Virginia Commonwealth University, USA, and IZA, Germany
IZA World of Labor role
Professor and Chair of Economics, Virginia Commonwealth University, USA
Interaction between market and nonmarket activities: employment decisions, college enrolment patterns, and household production
Assistant Professor, University of Arizona
PhD Economics, Massachusetts Institute of Technology, 1989
"What women want (their men to do): Housework and satisfaction in Australian households." Feminist Economics 25:3 (2019): 23–47 (with G. Foster).
"Modeling completion of vocational education: The role of academic achievement and program type." The B.E. Journal of Economic Analysis and Policy 18:4 (2018): 1–17 (with N. Datta Gupta, D. Reimer, and A. Holm).
"Do significant life events change who does the chores? Paid work, housework, and power in mixed-gender Australian households." Journal of Population Economics 31:2 (2018): 483–519 (with G. Foster).
“Maids, appliances, and couples’ housework: The demand for inputs to domestic production.” Economica 81:323 (2014): 445–467 (with E. G. F. Stancanelli).
“The influence of wages on parents’ allocations of time to child care and market work in the United Kingdom.” Journal of Population Economics 22:2 (2009): 399–419 (with C. M. Kalenkoski and D. C. Ribar).

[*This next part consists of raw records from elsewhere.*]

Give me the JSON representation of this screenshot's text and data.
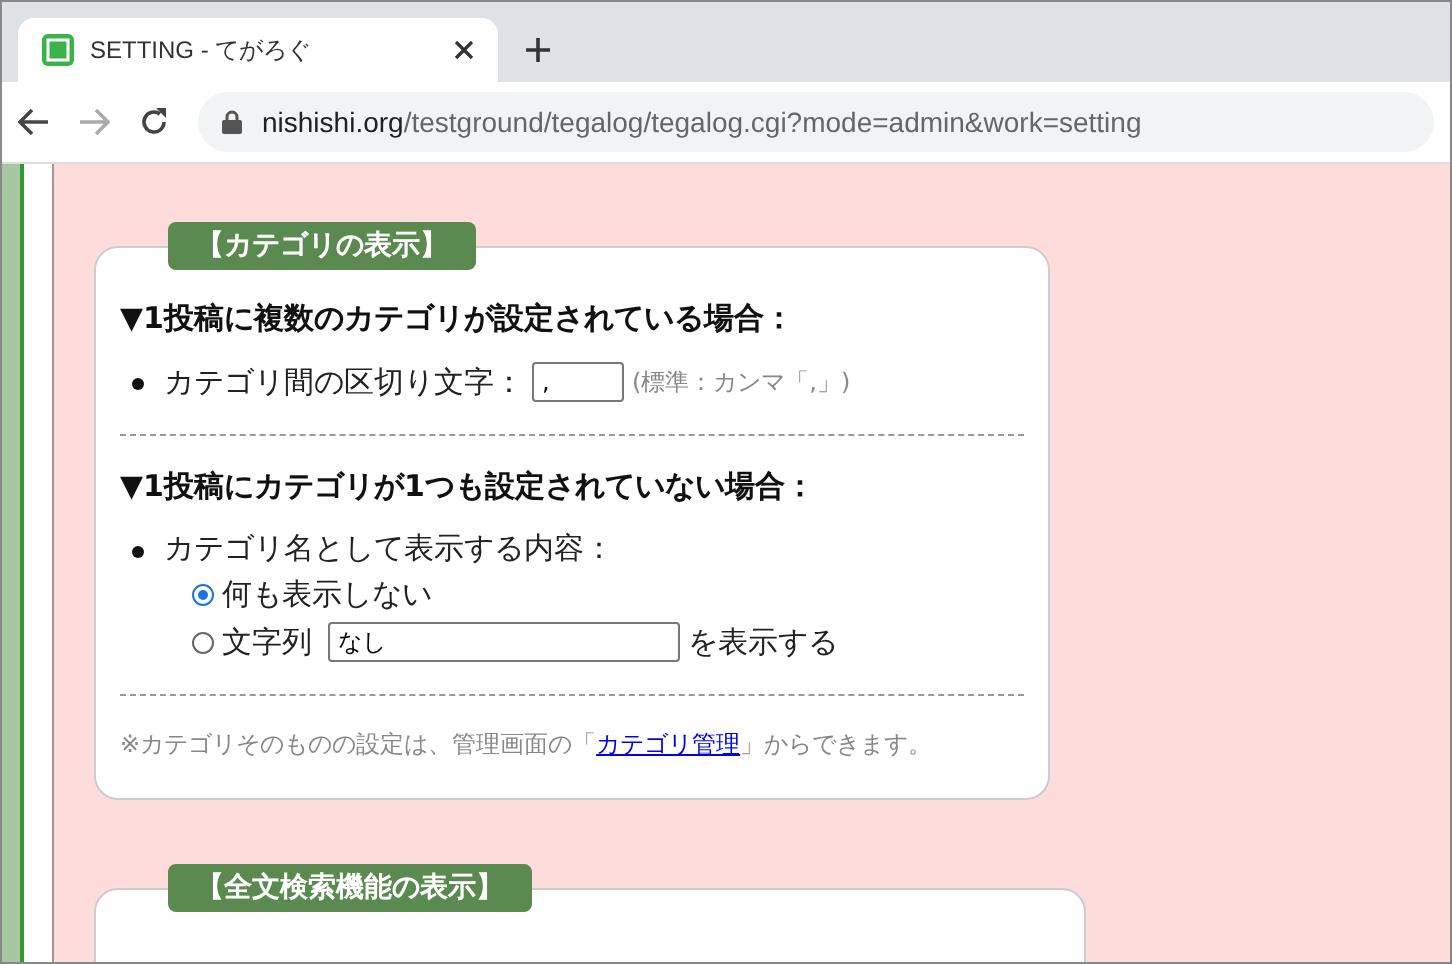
{
  "browser": {
    "tab_title": "SETTING - てがろぐ",
    "url_host": "nishishi.org",
    "url_path": "/testground/tegalog/tegalog.cgi?mode=admin&work=setting"
  },
  "sections": [
    {
      "title": "【カテゴリの表示】",
      "blocks": [
        {
          "heading": "▼1投稿に複数のカテゴリが設定されている場合：",
          "items": [
            {
              "kind": "text-input",
              "label": "カテゴリ間の区切り文字：",
              "value": ",",
              "note": "(標準：カンマ「,」)"
            }
          ]
        },
        {
          "heading": "▼1投稿にカテゴリが1つも設定されていない場合：",
          "items": [
            {
              "kind": "radio-group",
              "label": "カテゴリ名として表示する内容：",
              "options": [
                {
                  "label": "何も表示しない",
                  "selected": true
                },
                {
                  "label": "文字列",
                  "selected": false,
                  "value": "なし",
                  "suffix": "を表示する"
                }
              ]
            }
          ]
        }
      ],
      "footnote": {
        "before": "※カテゴリそのものの設定は、管理画面の「",
        "link": "カテゴリ管理",
        "after": "」からできます。"
      }
    },
    {
      "title": "【全文検索機能の表示】"
    }
  ]
}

Boosting the efficiency of household production could have large economic effectsLeslie S. Stratton, May 2020The time household members in industrialized countries spend on housework and shopping is substantial, amounting to about half as much as is spent on paid employment. Women bear the brunt of this burden, driven in part by the gender wage differential. Efforts to reduce the gender wage gap and alter gendered norms of behavior should reduce the gender bias in household production time and reduce inefficiency in home production. Policymakers should also note the impact of tax policy on housework time and its market substitutes, and consider ways to reduce the distortions caused by sales and income taxes.MoreLess